There isn’t an exact consensus as to what makes for a truly authentic dish of paella, but there is certainly no shortage of strong opinions. Ask a Spaniard from Valencia—the purported birthplace of paella—and you might get a completely different answer than someone from Catalonia. Trace the history and you’ll find that this Spanish medley with crunchy rice has included everything from eels and snails to rabbits and rodents (specifically, water vole meat).
Now that the dish has gone global, it’s not at all unusual to find spicy chorizo sausage in the mix, something that rigid hardliners find exceedingly irritating. And while some things are open to interpretation, the basic tenets of paella are not.
“I am not a purist of the paella, for I believe that it is fine to have some flexibility in the components, so long as you’re in keeping with some basic rules” says Javier Estades.

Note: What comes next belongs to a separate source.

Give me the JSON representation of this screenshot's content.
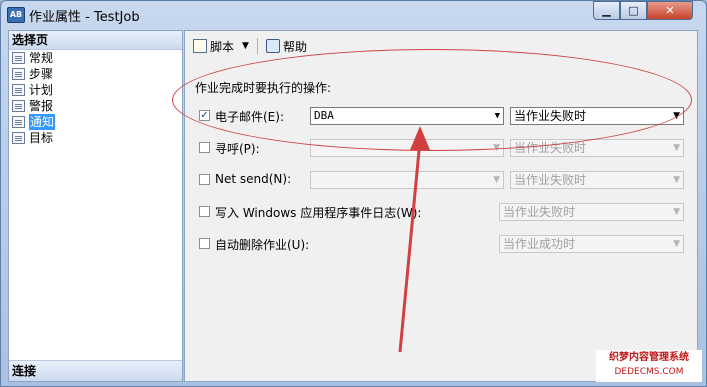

At work he is CEO of Tabacalaera USA, but Estades doubles as a competitive paella maestro who has been perfecting the dish for most of his life.
To keep it real, you’ll need a paella pan. That’s not negotiable. This might be the most important part, as the word paella derives from the Latin for pan. If you don’t have a gas stovetop large enough to support the pan, Estades recommends a self-contained burner and tripod kit from Garcima made especially for paella. This allows even heat coverage with better temperature control.
Secondly, you’ll need to use Bomba or Senia rice. Also, cook in patient, flavorful layers. Don’t make a lazy-man’s paella by cutting corners. The secret, Estades says, is “adding and removing ingredients in the right sequence and then mixing them all at the end before you add the rice and broth.”
For a meat-centric Valencia-style paella, most of the steps are fairly straightforward. First, heat your paella pan with olive oil. Then brown your pieces of chicken (and rabbit if you have it). Remove the meat to make way for garlic and seasonal vegetables. Runner beans are often used, artichokes too. Sauté until soft.
After that, add tomato puree and cook a bit before adding smoked paprika, saffron and then water. Cook it down in order to reduce your liquid. Then salt to taste. This is what turns the sum of your ingredients into a cohesive broth. That’s when you add the rice. Simmer until cooked. The final, magical step is caramelizing the bottom layer. You’re essentially burning the bottom of the rice to form what’s called the soccarat. What’s left should be a masterful mosaic of rice and proteins.
Seafood versions are also acceptable, but don’t get too creative. Estades warns against blasphemous additions like tofu or corn on the cob: “If you try that in Spain and call it paella, you are sent to jail.”